(Records for this task begins)

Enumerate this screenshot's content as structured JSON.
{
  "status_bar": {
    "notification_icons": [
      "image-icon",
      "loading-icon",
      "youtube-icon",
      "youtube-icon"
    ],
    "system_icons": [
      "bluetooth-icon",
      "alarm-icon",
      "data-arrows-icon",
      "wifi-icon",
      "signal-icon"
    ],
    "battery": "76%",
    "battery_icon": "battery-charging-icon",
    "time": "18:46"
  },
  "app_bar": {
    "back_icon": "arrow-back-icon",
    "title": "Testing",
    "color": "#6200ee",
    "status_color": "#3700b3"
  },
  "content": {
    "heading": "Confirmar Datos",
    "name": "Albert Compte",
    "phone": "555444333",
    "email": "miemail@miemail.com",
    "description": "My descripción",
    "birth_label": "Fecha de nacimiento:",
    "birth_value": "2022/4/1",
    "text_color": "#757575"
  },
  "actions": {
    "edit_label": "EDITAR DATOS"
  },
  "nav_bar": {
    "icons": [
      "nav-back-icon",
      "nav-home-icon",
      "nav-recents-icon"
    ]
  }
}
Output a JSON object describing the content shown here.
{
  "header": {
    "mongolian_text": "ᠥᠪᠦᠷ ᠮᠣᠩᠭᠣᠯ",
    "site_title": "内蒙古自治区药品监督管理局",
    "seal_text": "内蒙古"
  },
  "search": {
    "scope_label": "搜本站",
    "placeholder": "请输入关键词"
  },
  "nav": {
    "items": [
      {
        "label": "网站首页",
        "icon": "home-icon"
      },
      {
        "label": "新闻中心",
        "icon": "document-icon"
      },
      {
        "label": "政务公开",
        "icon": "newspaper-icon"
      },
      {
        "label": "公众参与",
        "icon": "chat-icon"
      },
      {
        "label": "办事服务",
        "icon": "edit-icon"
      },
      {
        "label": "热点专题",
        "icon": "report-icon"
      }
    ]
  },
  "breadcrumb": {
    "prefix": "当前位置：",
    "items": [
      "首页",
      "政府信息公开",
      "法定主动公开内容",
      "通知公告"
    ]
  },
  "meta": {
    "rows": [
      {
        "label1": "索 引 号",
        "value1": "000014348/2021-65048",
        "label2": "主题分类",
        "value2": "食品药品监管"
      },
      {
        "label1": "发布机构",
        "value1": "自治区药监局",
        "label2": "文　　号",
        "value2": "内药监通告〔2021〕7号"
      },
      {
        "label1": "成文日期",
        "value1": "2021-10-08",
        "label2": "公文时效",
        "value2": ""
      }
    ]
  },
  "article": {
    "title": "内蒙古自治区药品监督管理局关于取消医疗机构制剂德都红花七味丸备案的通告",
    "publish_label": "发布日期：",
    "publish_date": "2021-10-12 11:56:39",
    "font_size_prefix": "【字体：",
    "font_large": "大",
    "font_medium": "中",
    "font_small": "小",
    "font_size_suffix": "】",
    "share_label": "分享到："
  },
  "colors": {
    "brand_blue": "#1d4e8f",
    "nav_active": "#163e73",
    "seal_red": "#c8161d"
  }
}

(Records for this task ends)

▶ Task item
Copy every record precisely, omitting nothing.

▶ Exercise solution
Enumerate this screenshot's content as structured JSON.
{
  "status_bar": {
    "notification_icons": [
      "image-icon",
      "loading-icon",
      "youtube-icon",
      "youtube-icon"
    ],
    "system_icons": [
      "bluetooth-icon",
      "alarm-icon",
      "data-arrows-icon",
      "wifi-icon",
      "signal-icon"
    ],
    "battery": "76%",
    "battery_icon": "battery-charging-icon",
    "time": "18:46"
  },
  "app_bar": {
    "back_icon": "arrow-back-icon",
    "title": "Testing",
    "color": "#6200ee",
    "status_color": "#3700b3"
  },
  "content": {
    "heading": "Confirmar Datos",
    "name": "Albert Compte",
    "phone": "555444333",
    "email": "miemail@miemail.com",
    "description": "My descripción",
    "birth_label": "Fecha de nacimiento:",
    "birth_value": "2022/4/1",
    "text_color": "#757575"
  },
  "actions": {
    "edit_label": "EDITAR DATOS"
  },
  "nav_bar": {
    "icons": [
      "nav-back-icon",
      "nav-home-icon",
      "nav-recents-icon"
    ]
  }
}
Output a JSON object describing the content shown here.
{
  "header": {
    "mongolian_text": "ᠥᠪᠦᠷ ᠮᠣᠩᠭᠣᠯ",
    "site_title": "内蒙古自治区药品监督管理局",
    "seal_text": "内蒙古"
  },
  "search": {
    "scope_label": "搜本站",
    "placeholder": "请输入关键词"
  },
  "nav": {
    "items": [
      {
        "label": "网站首页",
        "icon": "home-icon"
      },
      {
        "label": "新闻中心",
        "icon": "document-icon"
      },
      {
        "label": "政务公开",
        "icon": "newspaper-icon"
      },
      {
        "label": "公众参与",
        "icon": "chat-icon"
      },
      {
        "label": "办事服务",
        "icon": "edit-icon"
      },
      {
        "label": "热点专题",
        "icon": "report-icon"
      }
    ]
  },
  "breadcrumb": {
    "prefix": "当前位置：",
    "items": [
      "首页",
      "政府信息公开",
      "法定主动公开内容",
      "通知公告"
    ]
  },
  "meta": {
    "rows": [
      {
        "label1": "索 引 号",
        "value1": "000014348/2021-65048",
        "label2": "主题分类",
        "value2": "食品药品监管"
      },
      {
        "label1": "发布机构",
        "value1": "自治区药监局",
        "label2": "文　　号",
        "value2": "内药监通告〔2021〕7号"
      },
      {
        "label1": "成文日期",
        "value1": "2021-10-08",
        "label2": "公文时效",
        "value2": ""
      }
    ]
  },
  "article": {
    "title": "内蒙古自治区药品监督管理局关于取消医疗机构制剂德都红花七味丸备案的通告",
    "publish_label": "发布日期：",
    "publish_date": "2021-10-12 11:56:39",
    "font_size_prefix": "【字体：",
    "font_large": "大",
    "font_medium": "中",
    "font_small": "小",
    "font_size_suffix": "】",
    "share_label": "分享到："
  },
  "colors": {
    "brand_blue": "#1d4e8f",
    "nav_active": "#163e73",
    "seal_red": "#c8161d"
  }
}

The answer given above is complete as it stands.